How to Avoid MSG
When shopping for groceries, read labels carefully to determine if a food contains MSG. The more processed a food is, the more likely it is to contain some form of added MSG.
Being aware and informed about the possible consequences of consuming MSG may help us to avoid short-term and possibly even long-term health problems. The best way to avoid MSG is to buy fresh, unprocessed foods at health food stores, organic food markets, and local farmers’ markets.
A report for the FDA by the Federation of American Societies for Experimental Biology (FASEB) identified two groups of people who may develop a condition they describe as “MSG-symptom complex”: those who may be intolerant to MSG when eaten in a large quantity, and people with severe, poorly controlled asthma.
The FASEB report contained a list of symptoms related to MSG-symptom complex:
- burning sensation in the back of the neck, forearms, and chest
- tingling, warmth, and weakness in the face, temples, upper back, neck, and arms
- bronchospasm (difficulty breathing) in MSG-intolerant people with asthma
- numbness in the back of the neck, radiating to the arms and back
- facial pressure or tightness
- chest pain
- rapid heartbeat
Source: FDA Backgrounder, August 31, 1995: “FDA and Monosodium Glutamate (MSG)”
MSG–By Any Other Name
Read labels and look for the following ingredients, which may indicate the presence of MSG:
- autolyzed yeast extract
- L-glutamic acid, monosodium salt
- disodium guanylate or inosinate
- DL-monosodium glutamate
- hydrolyzed soy protein
- hydrolyzed vegetable protein
- hydrolyzed yeast
- monoammonium glutamate
- monopotassium glutamate
- monosodium glutamate (NF)
- monosodium glutamatemonohydrate
- MSG monohydrate
- protein isolates
- sodium glutamate
- sodium glutamate monohydrate
- sodium hydrogen glutamate
- soy extracts

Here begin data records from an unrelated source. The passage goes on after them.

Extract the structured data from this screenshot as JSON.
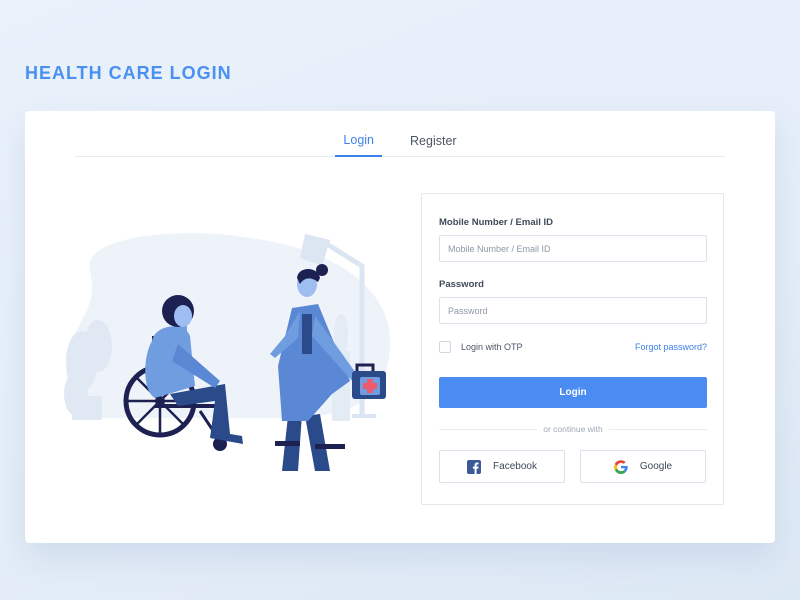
{
  "page": {
    "title": "HEALTH CARE LOGIN"
  },
  "tabs": [
    {
      "label": "Login",
      "active": true
    },
    {
      "label": "Register",
      "active": false
    }
  ],
  "form": {
    "username_label": "Mobile Number / Email ID",
    "username_placeholder": "Mobile Number / Email ID",
    "username_value": "",
    "password_label": "Password",
    "password_placeholder": "Password",
    "password_value": "",
    "otp_label": "Login with OTP",
    "otp_checked": false,
    "forgot_label": "Forgot password?",
    "login_button": "Login",
    "divider_text": "or continue with",
    "facebook_label": "Facebook",
    "google_label": "Google"
  },
  "icons": {
    "facebook": "facebook-icon",
    "google": "google-icon",
    "illustration": "healthcare-illustration"
  },
  "colors": {
    "accent": "#4a8cf2",
    "title": "#4a90f0",
    "facebook": "#3b5998"
  }
}
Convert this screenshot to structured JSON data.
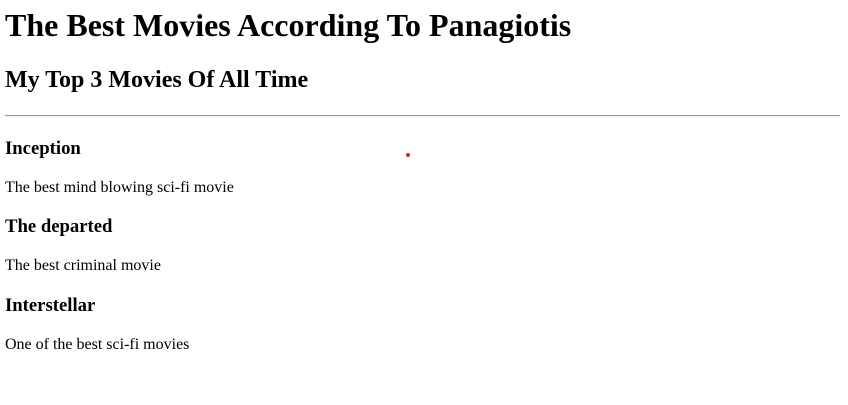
{
  "page": {
    "title": "The Best Movies According To Panagiotis",
    "subtitle": "My Top 3 Movies Of All Time"
  },
  "movies": [
    {
      "title": "Inception",
      "description": "The best mind blowing sci-fi movie"
    },
    {
      "title": "The departed",
      "description": "The best criminal movie"
    },
    {
      "title": "Interstellar",
      "description": "One of the best sci-fi movies"
    }
  ],
  "colors": {
    "text": "#000000",
    "divider": "#9a9a9a",
    "cursor_dot": "#e02020",
    "background": "#ffffff"
  }
}
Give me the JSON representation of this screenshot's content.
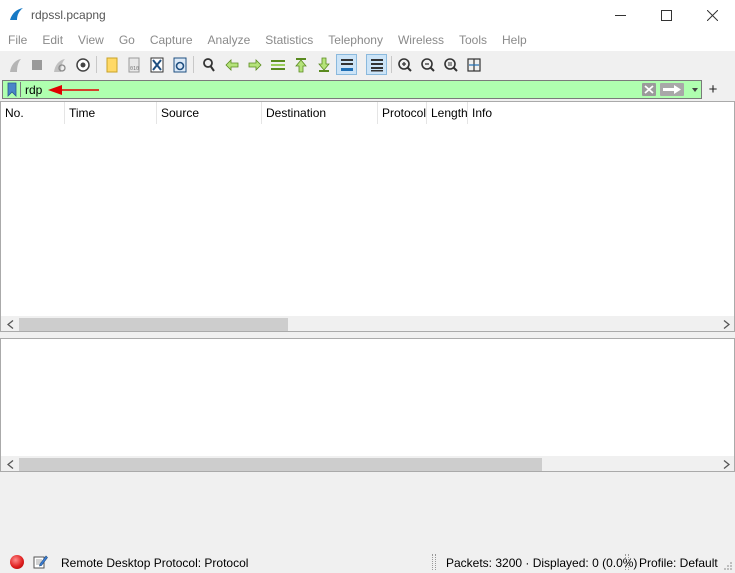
{
  "window": {
    "title": "rdpssl.pcapng",
    "minimize_icon": "minimize-icon",
    "maximize_icon": "maximize-icon",
    "close_icon": "close-icon"
  },
  "menu": {
    "items": [
      "File",
      "Edit",
      "View",
      "Go",
      "Capture",
      "Analyze",
      "Statistics",
      "Telephony",
      "Wireless",
      "Tools",
      "Help"
    ]
  },
  "toolbar": {
    "icons": [
      "start-capture-icon",
      "stop-capture-icon",
      "restart-capture-icon",
      "capture-options-icon",
      "open-file-icon",
      "save-file-icon",
      "close-file-icon",
      "reload-file-icon",
      "find-packet-icon",
      "go-back-icon",
      "go-forward-icon",
      "go-to-packet-icon",
      "go-first-icon",
      "go-last-icon",
      "autoscroll-icon",
      "colorize-icon",
      "zoom-in-icon",
      "zoom-out-icon",
      "normal-size-icon",
      "resize-columns-icon"
    ]
  },
  "filter": {
    "value": "rdp",
    "background_color": "#afffaf",
    "bookmark_icon": "bookmark-icon",
    "clear_icon": "clear-filter-icon",
    "apply_icon": "apply-filter-arrow-icon",
    "dropdown_icon": "chevron-down-icon",
    "add_label": "+"
  },
  "annotation": {
    "arrow_color": "#e00000"
  },
  "packet_list": {
    "columns": [
      "No.",
      "Time",
      "Source",
      "Destination",
      "Protocol",
      "Length",
      "Info"
    ],
    "rows": []
  },
  "statusbar": {
    "protocol_text": "Remote Desktop Protocol: Protocol",
    "packets_text": "Packets: 3200 · Displayed: 0 (0.0%)",
    "profile_text": "Profile: Default"
  }
}
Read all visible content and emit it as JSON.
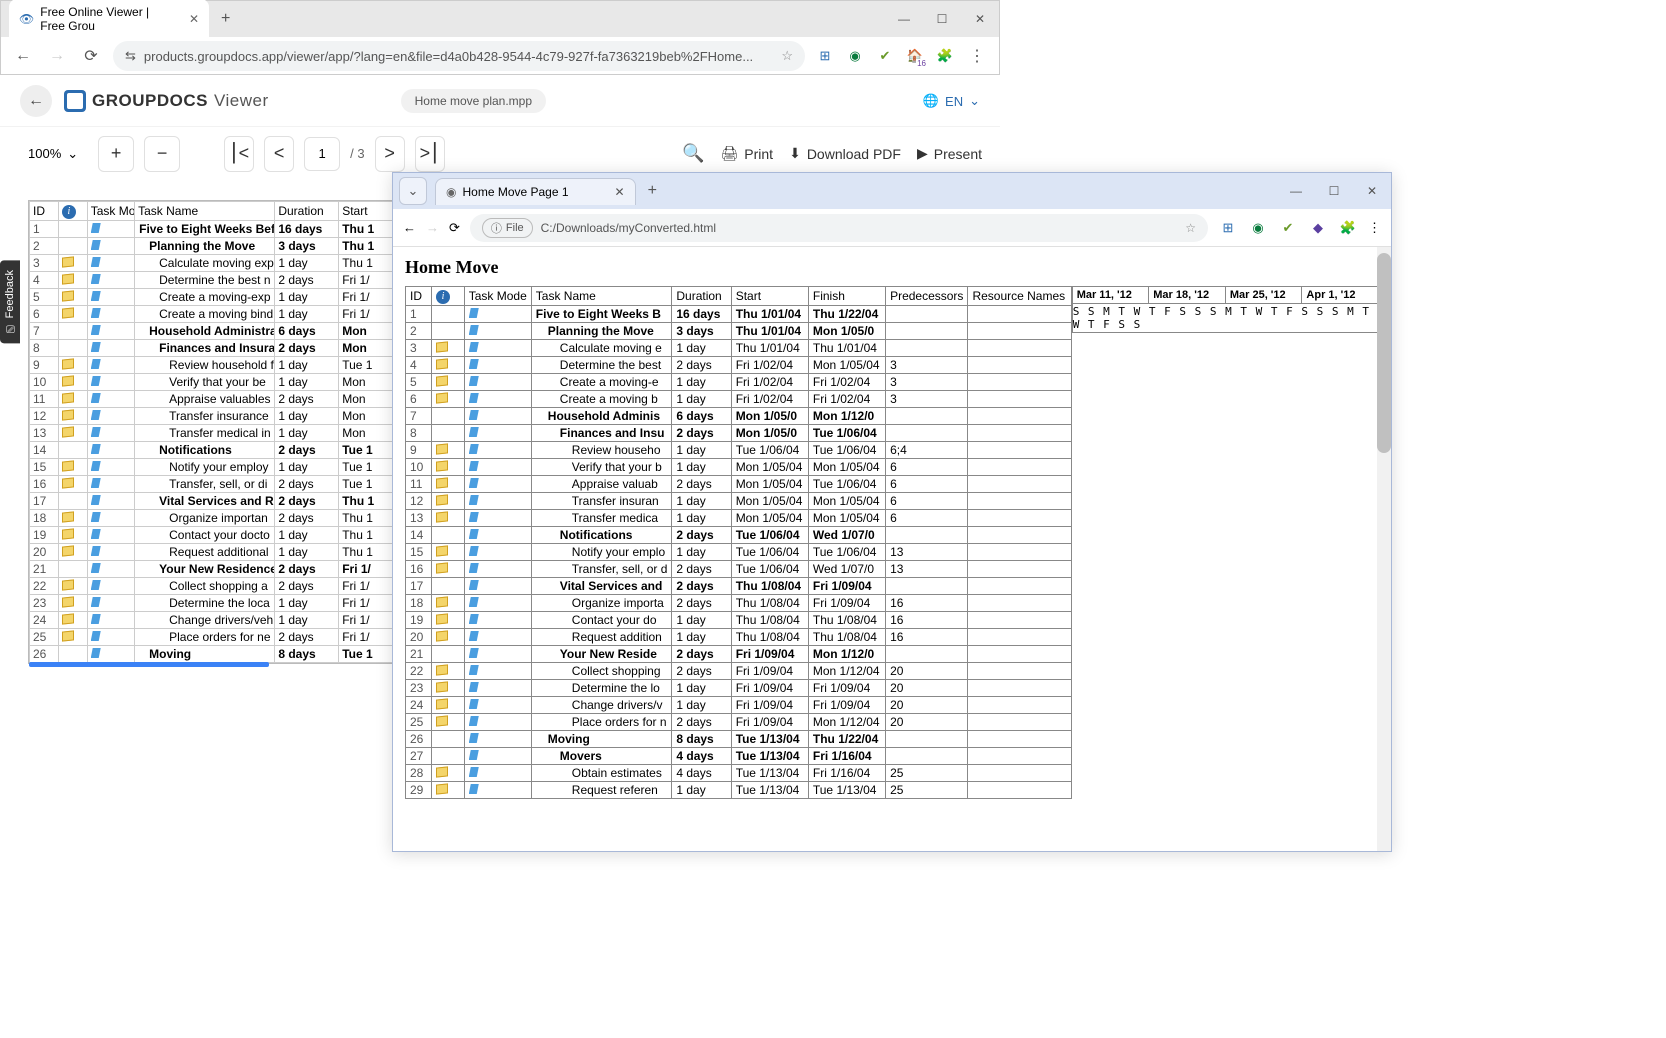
{
  "back_browser": {
    "tab_title": "Free Online Viewer | Free Grou",
    "url": "products.groupdocs.app/viewer/app/?lang=en&file=d4a0b428-9544-4c79-927f-fa7363219beb%2FHome...",
    "win_min": "—",
    "win_max": "☐",
    "win_close": "✕",
    "ext_badge": "16"
  },
  "gd": {
    "brand": "GROUPDOCS",
    "product": "Viewer",
    "file": "Home move plan.mpp",
    "lang": "EN",
    "zoom": "100%",
    "page": "1",
    "total": "/ 3",
    "print": "Print",
    "download": "Download PDF",
    "present": "Present"
  },
  "feedback": "Feedback",
  "back_table": {
    "headers": {
      "id": "ID",
      "info": "",
      "mode": "Task Mode",
      "name": "Task Name",
      "duration": "Duration",
      "start": "Start"
    },
    "rows": [
      {
        "id": "1",
        "b": true,
        "name": "Five to Eight Weeks Before",
        "dur": "16 days",
        "start": "Thu 1",
        "ind": 0,
        "note": false
      },
      {
        "id": "2",
        "b": true,
        "name": "Planning the Move",
        "dur": "3 days",
        "start": "Thu 1",
        "ind": 1,
        "note": false
      },
      {
        "id": "3",
        "b": false,
        "name": "Calculate moving exp",
        "dur": "1 day",
        "start": "Thu 1",
        "ind": 2,
        "note": true
      },
      {
        "id": "4",
        "b": false,
        "name": "Determine the best n",
        "dur": "2 days",
        "start": "Fri 1/",
        "ind": 2,
        "note": true
      },
      {
        "id": "5",
        "b": false,
        "name": "Create a moving-exp",
        "dur": "1 day",
        "start": "Fri 1/",
        "ind": 2,
        "note": true
      },
      {
        "id": "6",
        "b": false,
        "name": "Create a moving bind",
        "dur": "1 day",
        "start": "Fri 1/",
        "ind": 2,
        "note": true
      },
      {
        "id": "7",
        "b": true,
        "name": "Household Administration",
        "dur": "6 days",
        "start": "Mon",
        "ind": 1,
        "note": false
      },
      {
        "id": "8",
        "b": true,
        "name": "Finances and Insura",
        "dur": "2 days",
        "start": "Mon",
        "ind": 2,
        "note": false
      },
      {
        "id": "9",
        "b": false,
        "name": "Review household fi",
        "dur": "1 day",
        "start": "Tue 1",
        "ind": 3,
        "note": true
      },
      {
        "id": "10",
        "b": false,
        "name": "Verify that your be",
        "dur": "1 day",
        "start": "Mon",
        "ind": 3,
        "note": true
      },
      {
        "id": "11",
        "b": false,
        "name": "Appraise valuables",
        "dur": "2 days",
        "start": "Mon",
        "ind": 3,
        "note": true
      },
      {
        "id": "12",
        "b": false,
        "name": "Transfer insurance",
        "dur": "1 day",
        "start": "Mon",
        "ind": 3,
        "note": true
      },
      {
        "id": "13",
        "b": false,
        "name": "Transfer medical in",
        "dur": "1 day",
        "start": "Mon",
        "ind": 3,
        "note": true
      },
      {
        "id": "14",
        "b": true,
        "name": "Notifications",
        "dur": "2 days",
        "start": "Tue 1",
        "ind": 2,
        "note": false
      },
      {
        "id": "15",
        "b": false,
        "name": "Notify your employ",
        "dur": "1 day",
        "start": "Tue 1",
        "ind": 3,
        "note": true
      },
      {
        "id": "16",
        "b": false,
        "name": "Transfer, sell, or di",
        "dur": "2 days",
        "start": "Tue 1",
        "ind": 3,
        "note": true
      },
      {
        "id": "17",
        "b": true,
        "name": "Vital Services and R",
        "dur": "2 days",
        "start": "Thu 1",
        "ind": 2,
        "note": false
      },
      {
        "id": "18",
        "b": false,
        "name": "Organize importan",
        "dur": "2 days",
        "start": "Thu 1",
        "ind": 3,
        "note": true
      },
      {
        "id": "19",
        "b": false,
        "name": "Contact your docto",
        "dur": "1 day",
        "start": "Thu 1",
        "ind": 3,
        "note": true
      },
      {
        "id": "20",
        "b": false,
        "name": "Request additional",
        "dur": "1 day",
        "start": "Thu 1",
        "ind": 3,
        "note": true
      },
      {
        "id": "21",
        "b": true,
        "name": "Your New Residence",
        "dur": "2 days",
        "start": "Fri 1/",
        "ind": 2,
        "note": false
      },
      {
        "id": "22",
        "b": false,
        "name": "Collect shopping a",
        "dur": "2 days",
        "start": "Fri 1/",
        "ind": 3,
        "note": true
      },
      {
        "id": "23",
        "b": false,
        "name": "Determine the loca",
        "dur": "1 day",
        "start": "Fri 1/",
        "ind": 3,
        "note": true
      },
      {
        "id": "24",
        "b": false,
        "name": "Change drivers/veh",
        "dur": "1 day",
        "start": "Fri 1/",
        "ind": 3,
        "note": true
      },
      {
        "id": "25",
        "b": false,
        "name": "Place orders for ne",
        "dur": "2 days",
        "start": "Fri 1/",
        "ind": 3,
        "note": true
      },
      {
        "id": "26",
        "b": true,
        "name": "Moving",
        "dur": "8 days",
        "start": "Tue 1",
        "ind": 1,
        "note": false
      }
    ]
  },
  "front_browser": {
    "tab_title": "Home Move Page 1",
    "file_label": "File",
    "path": "C:/Downloads/myConverted.html",
    "win_min": "—",
    "win_max": "☐",
    "win_close": "✕"
  },
  "front_page": {
    "title": "Home Move",
    "headers": {
      "id": "ID",
      "mode": "Task Mode",
      "name": "Task Name",
      "dur": "Duration",
      "start": "Start",
      "finish": "Finish",
      "pred": "Predecessors",
      "res": "Resource Names"
    },
    "weeks": [
      "Mar 11, '12",
      "Mar 18, '12",
      "Mar 25, '12",
      "Apr 1, '12"
    ],
    "days": "S S M T W T F S S S M T W T F S S S M T W T F S S",
    "rows": [
      {
        "id": "1",
        "b": true,
        "name": "Five to Eight Weeks B",
        "dur": "16 days",
        "start": "Thu 1/01/04",
        "fin": "Thu 1/22/04",
        "pred": "",
        "ind": 0,
        "note": false
      },
      {
        "id": "2",
        "b": true,
        "name": "Planning the Move",
        "dur": "3 days",
        "start": "Thu 1/01/04",
        "fin": "Mon 1/05/0",
        "pred": "",
        "ind": 1,
        "note": false
      },
      {
        "id": "3",
        "b": false,
        "name": "Calculate moving e",
        "dur": "1 day",
        "start": "Thu 1/01/04",
        "fin": "Thu 1/01/04",
        "pred": "",
        "ind": 2,
        "note": true
      },
      {
        "id": "4",
        "b": false,
        "name": "Determine the best",
        "dur": "2 days",
        "start": "Fri 1/02/04",
        "fin": "Mon 1/05/04",
        "pred": "3",
        "ind": 2,
        "note": true
      },
      {
        "id": "5",
        "b": false,
        "name": "Create a moving-e",
        "dur": "1 day",
        "start": "Fri 1/02/04",
        "fin": "Fri 1/02/04",
        "pred": "3",
        "ind": 2,
        "note": true
      },
      {
        "id": "6",
        "b": false,
        "name": "Create a moving b",
        "dur": "1 day",
        "start": "Fri 1/02/04",
        "fin": "Fri 1/02/04",
        "pred": "3",
        "ind": 2,
        "note": true
      },
      {
        "id": "7",
        "b": true,
        "name": "Household Adminis",
        "dur": "6 days",
        "start": "Mon 1/05/0",
        "fin": "Mon 1/12/0",
        "pred": "",
        "ind": 1,
        "note": false
      },
      {
        "id": "8",
        "b": true,
        "name": "Finances and Insu",
        "dur": "2 days",
        "start": "Mon 1/05/0",
        "fin": "Tue 1/06/04",
        "pred": "",
        "ind": 2,
        "note": false
      },
      {
        "id": "9",
        "b": false,
        "name": "Review househo",
        "dur": "1 day",
        "start": "Tue 1/06/04",
        "fin": "Tue 1/06/04",
        "pred": "6;4",
        "ind": 3,
        "note": true
      },
      {
        "id": "10",
        "b": false,
        "name": "Verify that your b",
        "dur": "1 day",
        "start": "Mon 1/05/04",
        "fin": "Mon 1/05/04",
        "pred": "6",
        "ind": 3,
        "note": true
      },
      {
        "id": "11",
        "b": false,
        "name": "Appraise valuab",
        "dur": "2 days",
        "start": "Mon 1/05/04",
        "fin": "Tue 1/06/04",
        "pred": "6",
        "ind": 3,
        "note": true
      },
      {
        "id": "12",
        "b": false,
        "name": "Transfer insuran",
        "dur": "1 day",
        "start": "Mon 1/05/04",
        "fin": "Mon 1/05/04",
        "pred": "6",
        "ind": 3,
        "note": true
      },
      {
        "id": "13",
        "b": false,
        "name": "Transfer medica",
        "dur": "1 day",
        "start": "Mon 1/05/04",
        "fin": "Mon 1/05/04",
        "pred": "6",
        "ind": 3,
        "note": true
      },
      {
        "id": "14",
        "b": true,
        "name": "Notifications",
        "dur": "2 days",
        "start": "Tue 1/06/04",
        "fin": "Wed 1/07/0",
        "pred": "",
        "ind": 2,
        "note": false
      },
      {
        "id": "15",
        "b": false,
        "name": "Notify your emplo",
        "dur": "1 day",
        "start": "Tue 1/06/04",
        "fin": "Tue 1/06/04",
        "pred": "13",
        "ind": 3,
        "note": true
      },
      {
        "id": "16",
        "b": false,
        "name": "Transfer, sell, or d",
        "dur": "2 days",
        "start": "Tue 1/06/04",
        "fin": "Wed 1/07/0",
        "pred": "13",
        "ind": 3,
        "note": true
      },
      {
        "id": "17",
        "b": true,
        "name": "Vital Services and",
        "dur": "2 days",
        "start": "Thu 1/08/04",
        "fin": "Fri 1/09/04",
        "pred": "",
        "ind": 2,
        "note": false
      },
      {
        "id": "18",
        "b": false,
        "name": "Organize importa",
        "dur": "2 days",
        "start": "Thu 1/08/04",
        "fin": "Fri 1/09/04",
        "pred": "16",
        "ind": 3,
        "note": true
      },
      {
        "id": "19",
        "b": false,
        "name": "Contact your do",
        "dur": "1 day",
        "start": "Thu 1/08/04",
        "fin": "Thu 1/08/04",
        "pred": "16",
        "ind": 3,
        "note": true
      },
      {
        "id": "20",
        "b": false,
        "name": "Request addition",
        "dur": "1 day",
        "start": "Thu 1/08/04",
        "fin": "Thu 1/08/04",
        "pred": "16",
        "ind": 3,
        "note": true
      },
      {
        "id": "21",
        "b": true,
        "name": "Your New Reside",
        "dur": "2 days",
        "start": "Fri 1/09/04",
        "fin": "Mon 1/12/0",
        "pred": "",
        "ind": 2,
        "note": false
      },
      {
        "id": "22",
        "b": false,
        "name": "Collect shopping",
        "dur": "2 days",
        "start": "Fri 1/09/04",
        "fin": "Mon 1/12/04",
        "pred": "20",
        "ind": 3,
        "note": true
      },
      {
        "id": "23",
        "b": false,
        "name": "Determine the lo",
        "dur": "1 day",
        "start": "Fri 1/09/04",
        "fin": "Fri 1/09/04",
        "pred": "20",
        "ind": 3,
        "note": true
      },
      {
        "id": "24",
        "b": false,
        "name": "Change drivers/v",
        "dur": "1 day",
        "start": "Fri 1/09/04",
        "fin": "Fri 1/09/04",
        "pred": "20",
        "ind": 3,
        "note": true
      },
      {
        "id": "25",
        "b": false,
        "name": "Place orders for n",
        "dur": "2 days",
        "start": "Fri 1/09/04",
        "fin": "Mon 1/12/04",
        "pred": "20",
        "ind": 3,
        "note": true
      },
      {
        "id": "26",
        "b": true,
        "name": "Moving",
        "dur": "8 days",
        "start": "Tue 1/13/04",
        "fin": "Thu 1/22/04",
        "pred": "",
        "ind": 1,
        "note": false
      },
      {
        "id": "27",
        "b": true,
        "name": "Movers",
        "dur": "4 days",
        "start": "Tue 1/13/04",
        "fin": "Fri 1/16/04",
        "pred": "",
        "ind": 2,
        "note": false
      },
      {
        "id": "28",
        "b": false,
        "name": "Obtain estimates",
        "dur": "4 days",
        "start": "Tue 1/13/04",
        "fin": "Fri 1/16/04",
        "pred": "25",
        "ind": 3,
        "note": true
      },
      {
        "id": "29",
        "b": false,
        "name": "Request referen",
        "dur": "1 day",
        "start": "Tue 1/13/04",
        "fin": "Tue 1/13/04",
        "pred": "25",
        "ind": 3,
        "note": true
      }
    ]
  }
}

- whey protein
Foods That Commonly Contain Added MSG:
- flavoured potato chips
- frozen meals
- canned soups and vegetables
- salad dressings
- processed meats